[Opening Data listing section]

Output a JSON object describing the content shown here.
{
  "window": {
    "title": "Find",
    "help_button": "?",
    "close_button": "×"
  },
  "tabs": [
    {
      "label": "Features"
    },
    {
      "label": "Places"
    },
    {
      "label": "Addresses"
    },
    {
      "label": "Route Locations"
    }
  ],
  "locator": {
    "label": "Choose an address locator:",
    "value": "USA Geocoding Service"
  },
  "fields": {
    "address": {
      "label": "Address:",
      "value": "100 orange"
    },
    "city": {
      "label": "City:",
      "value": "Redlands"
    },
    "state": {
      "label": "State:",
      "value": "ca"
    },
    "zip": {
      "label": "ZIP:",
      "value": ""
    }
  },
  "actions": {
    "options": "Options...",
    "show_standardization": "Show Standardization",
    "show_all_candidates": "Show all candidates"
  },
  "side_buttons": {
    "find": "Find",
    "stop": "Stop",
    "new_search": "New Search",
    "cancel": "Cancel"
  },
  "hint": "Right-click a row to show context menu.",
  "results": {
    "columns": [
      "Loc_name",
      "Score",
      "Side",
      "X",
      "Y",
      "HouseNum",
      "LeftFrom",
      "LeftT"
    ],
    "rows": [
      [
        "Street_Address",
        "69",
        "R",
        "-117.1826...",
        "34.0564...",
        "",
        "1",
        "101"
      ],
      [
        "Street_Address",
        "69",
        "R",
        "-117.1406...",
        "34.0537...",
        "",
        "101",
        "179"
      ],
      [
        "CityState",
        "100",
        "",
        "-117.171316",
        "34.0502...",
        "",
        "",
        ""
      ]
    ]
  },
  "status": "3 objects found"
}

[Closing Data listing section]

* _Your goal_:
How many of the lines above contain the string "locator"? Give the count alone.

* _Response area_:
2